### WHAT YOU HAVE TO DO:
What is needed is the whole of the data, set down exactly.

───── PROVIDED MATERIAL

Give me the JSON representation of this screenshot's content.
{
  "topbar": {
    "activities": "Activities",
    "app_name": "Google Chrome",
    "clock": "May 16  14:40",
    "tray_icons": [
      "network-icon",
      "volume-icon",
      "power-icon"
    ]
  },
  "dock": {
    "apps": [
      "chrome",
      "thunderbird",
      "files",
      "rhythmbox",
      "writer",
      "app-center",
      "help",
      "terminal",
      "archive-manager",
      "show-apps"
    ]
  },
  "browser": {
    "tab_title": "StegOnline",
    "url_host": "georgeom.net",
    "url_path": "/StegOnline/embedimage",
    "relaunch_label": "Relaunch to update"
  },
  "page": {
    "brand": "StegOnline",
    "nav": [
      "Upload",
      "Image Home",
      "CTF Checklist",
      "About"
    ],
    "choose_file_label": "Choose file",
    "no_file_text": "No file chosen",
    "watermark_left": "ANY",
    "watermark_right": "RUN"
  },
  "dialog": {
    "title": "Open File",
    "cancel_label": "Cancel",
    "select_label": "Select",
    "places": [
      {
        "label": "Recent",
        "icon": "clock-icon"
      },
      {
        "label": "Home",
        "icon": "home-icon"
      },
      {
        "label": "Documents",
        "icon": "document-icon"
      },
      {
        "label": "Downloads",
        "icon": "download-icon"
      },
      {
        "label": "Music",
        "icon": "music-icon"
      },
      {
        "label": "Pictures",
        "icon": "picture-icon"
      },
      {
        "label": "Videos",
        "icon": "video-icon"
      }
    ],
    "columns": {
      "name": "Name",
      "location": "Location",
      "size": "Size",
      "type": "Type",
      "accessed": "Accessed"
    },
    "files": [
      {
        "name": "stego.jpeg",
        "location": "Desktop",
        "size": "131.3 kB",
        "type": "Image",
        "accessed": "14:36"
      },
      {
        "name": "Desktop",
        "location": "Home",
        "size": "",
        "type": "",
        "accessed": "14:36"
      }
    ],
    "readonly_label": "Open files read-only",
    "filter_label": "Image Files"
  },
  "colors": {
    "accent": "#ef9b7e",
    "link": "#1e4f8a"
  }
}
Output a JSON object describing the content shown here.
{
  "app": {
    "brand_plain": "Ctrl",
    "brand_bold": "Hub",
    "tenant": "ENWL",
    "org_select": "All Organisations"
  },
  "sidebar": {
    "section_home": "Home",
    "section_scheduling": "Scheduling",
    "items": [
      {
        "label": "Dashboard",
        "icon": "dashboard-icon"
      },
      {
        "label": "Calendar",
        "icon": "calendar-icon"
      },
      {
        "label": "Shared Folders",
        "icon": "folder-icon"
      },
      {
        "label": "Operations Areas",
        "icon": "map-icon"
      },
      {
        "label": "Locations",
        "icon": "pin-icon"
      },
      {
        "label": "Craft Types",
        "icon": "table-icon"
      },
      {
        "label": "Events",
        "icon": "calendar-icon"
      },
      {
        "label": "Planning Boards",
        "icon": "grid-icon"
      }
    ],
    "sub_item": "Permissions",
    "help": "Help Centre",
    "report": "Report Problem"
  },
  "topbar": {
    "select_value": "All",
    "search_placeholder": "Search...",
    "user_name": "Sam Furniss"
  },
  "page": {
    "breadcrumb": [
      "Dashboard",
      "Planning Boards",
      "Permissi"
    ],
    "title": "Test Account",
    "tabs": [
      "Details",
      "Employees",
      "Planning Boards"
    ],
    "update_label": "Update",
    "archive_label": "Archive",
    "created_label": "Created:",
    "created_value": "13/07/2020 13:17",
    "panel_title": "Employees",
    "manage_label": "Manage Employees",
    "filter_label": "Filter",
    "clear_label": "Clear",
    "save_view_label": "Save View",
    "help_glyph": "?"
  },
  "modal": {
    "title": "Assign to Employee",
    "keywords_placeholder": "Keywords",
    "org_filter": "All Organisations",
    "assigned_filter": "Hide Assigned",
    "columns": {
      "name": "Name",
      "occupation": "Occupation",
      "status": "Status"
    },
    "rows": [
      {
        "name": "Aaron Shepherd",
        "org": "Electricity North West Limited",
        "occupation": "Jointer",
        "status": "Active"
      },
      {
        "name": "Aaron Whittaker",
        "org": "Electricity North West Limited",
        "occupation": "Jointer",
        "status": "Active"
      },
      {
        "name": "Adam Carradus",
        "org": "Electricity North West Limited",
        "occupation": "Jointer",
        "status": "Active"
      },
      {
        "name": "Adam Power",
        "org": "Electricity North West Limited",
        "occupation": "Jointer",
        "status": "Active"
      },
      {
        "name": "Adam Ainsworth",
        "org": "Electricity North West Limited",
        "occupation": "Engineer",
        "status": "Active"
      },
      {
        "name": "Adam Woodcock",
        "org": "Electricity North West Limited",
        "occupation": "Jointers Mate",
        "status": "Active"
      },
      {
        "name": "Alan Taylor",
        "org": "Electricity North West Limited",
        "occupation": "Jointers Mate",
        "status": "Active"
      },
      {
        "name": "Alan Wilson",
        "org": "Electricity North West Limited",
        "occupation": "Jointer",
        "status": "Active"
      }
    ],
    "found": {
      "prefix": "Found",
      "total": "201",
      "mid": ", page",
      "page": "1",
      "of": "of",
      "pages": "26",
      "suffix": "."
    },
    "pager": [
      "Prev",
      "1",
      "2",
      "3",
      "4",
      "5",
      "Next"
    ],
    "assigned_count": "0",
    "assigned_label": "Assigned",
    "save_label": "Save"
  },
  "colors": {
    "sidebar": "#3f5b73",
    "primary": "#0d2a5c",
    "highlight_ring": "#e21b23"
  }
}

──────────

### EXERCISE SOLUTION:
Give me the JSON representation of this screenshot's content.
{
  "topbar": {
    "activities": "Activities",
    "app_name": "Google Chrome",
    "clock": "May 16  14:40",
    "tray_icons": [
      "network-icon",
      "volume-icon",
      "power-icon"
    ]
  },
  "dock": {
    "apps": [
      "chrome",
      "thunderbird",
      "files",
      "rhythmbox",
      "writer",
      "app-center",
      "help",
      "terminal",
      "archive-manager",
      "show-apps"
    ]
  },
  "browser": {
    "tab_title": "StegOnline",
    "url_host": "georgeom.net",
    "url_path": "/StegOnline/embedimage",
    "relaunch_label": "Relaunch to update"
  },
  "page": {
    "brand": "StegOnline",
    "nav": [
      "Upload",
      "Image Home",
      "CTF Checklist",
      "About"
    ],
    "choose_file_label": "Choose file",
    "no_file_text": "No file chosen",
    "watermark_left": "ANY",
    "watermark_right": "RUN"
  },
  "dialog": {
    "title": "Open File",
    "cancel_label": "Cancel",
    "select_label": "Select",
    "places": [
      {
        "label": "Recent",
        "icon": "clock-icon"
      },
      {
        "label": "Home",
        "icon": "home-icon"
      },
      {
        "label": "Documents",
        "icon": "document-icon"
      },
      {
        "label": "Downloads",
        "icon": "download-icon"
      },
      {
        "label": "Music",
        "icon": "music-icon"
      },
      {
        "label": "Pictures",
        "icon": "picture-icon"
      },
      {
        "label": "Videos",
        "icon": "video-icon"
      }
    ],
    "columns": {
      "name": "Name",
      "location": "Location",
      "size": "Size",
      "type": "Type",
      "accessed": "Accessed"
    },
    "files": [
      {
        "name": "stego.jpeg",
        "location": "Desktop",
        "size": "131.3 kB",
        "type": "Image",
        "accessed": "14:36"
      },
      {
        "name": "Desktop",
        "location": "Home",
        "size": "",
        "type": "",
        "accessed": "14:36"
      }
    ],
    "readonly_label": "Open files read-only",
    "filter_label": "Image Files"
  },
  "colors": {
    "accent": "#ef9b7e",
    "link": "#1e4f8a"
  }
}
Output a JSON object describing the content shown here.
{
  "app": {
    "brand_plain": "Ctrl",
    "brand_bold": "Hub",
    "tenant": "ENWL",
    "org_select": "All Organisations"
  },
  "sidebar": {
    "section_home": "Home",
    "section_scheduling": "Scheduling",
    "items": [
      {
        "label": "Dashboard",
        "icon": "dashboard-icon"
      },
      {
        "label": "Calendar",
        "icon": "calendar-icon"
      },
      {
        "label": "Shared Folders",
        "icon": "folder-icon"
      },
      {
        "label": "Operations Areas",
        "icon": "map-icon"
      },
      {
        "label": "Locations",
        "icon": "pin-icon"
      },
      {
        "label": "Craft Types",
        "icon": "table-icon"
      },
      {
        "label": "Events",
        "icon": "calendar-icon"
      },
      {
        "label": "Planning Boards",
        "icon": "grid-icon"
      }
    ],
    "sub_item": "Permissions",
    "help": "Help Centre",
    "report": "Report Problem"
  },
  "topbar": {
    "select_value": "All",
    "search_placeholder": "Search...",
    "user_name": "Sam Furniss"
  },
  "page": {
    "breadcrumb": [
      "Dashboard",
      "Planning Boards",
      "Permissi"
    ],
    "title": "Test Account",
    "tabs": [
      "Details",
      "Employees",
      "Planning Boards"
    ],
    "update_label": "Update",
    "archive_label": "Archive",
    "created_label": "Created:",
    "created_value": "13/07/2020 13:17",
    "panel_title": "Employees",
    "manage_label": "Manage Employees",
    "filter_label": "Filter",
    "clear_label": "Clear",
    "save_view_label": "Save View",
    "help_glyph": "?"
  },
  "modal": {
    "title": "Assign to Employee",
    "keywords_placeholder": "Keywords",
    "org_filter": "All Organisations",
    "assigned_filter": "Hide Assigned",
    "columns": {
      "name": "Name",
      "occupation": "Occupation",
      "status": "Status"
    },
    "rows": [
      {
        "name": "Aaron Shepherd",
        "org": "Electricity North West Limited",
        "occupation": "Jointer",
        "status": "Active"
      },
      {
        "name": "Aaron Whittaker",
        "org": "Electricity North West Limited",
        "occupation": "Jointer",
        "status": "Active"
      },
      {
        "name": "Adam Carradus",
        "org": "Electricity North West Limited",
        "occupation": "Jointer",
        "status": "Active"
      },
      {
        "name": "Adam Power",
        "org": "Electricity North West Limited",
        "occupation": "Jointer",
        "status": "Active"
      },
      {
        "name": "Adam Ainsworth",
        "org": "Electricity North West Limited",
        "occupation": "Engineer",
        "status": "Active"
      },
      {
        "name": "Adam Woodcock",
        "org": "Electricity North West Limited",
        "occupation": "Jointers Mate",
        "status": "Active"
      },
      {
        "name": "Alan Taylor",
        "org": "Electricity North West Limited",
        "occupation": "Jointers Mate",
        "status": "Active"
      },
      {
        "name": "Alan Wilson",
        "org": "Electricity North West Limited",
        "occupation": "Jointer",
        "status": "Active"
      }
    ],
    "found": {
      "prefix": "Found",
      "total": "201",
      "mid": ", page",
      "page": "1",
      "of": "of",
      "pages": "26",
      "suffix": "."
    },
    "pager": [
      "Prev",
      "1",
      "2",
      "3",
      "4",
      "5",
      "Next"
    ],
    "assigned_count": "0",
    "assigned_label": "Assigned",
    "save_label": "Save"
  },
  "colors": {
    "sidebar": "#3f5b73",
    "primary": "#0d2a5c",
    "highlight_ring": "#e21b23"
  }
}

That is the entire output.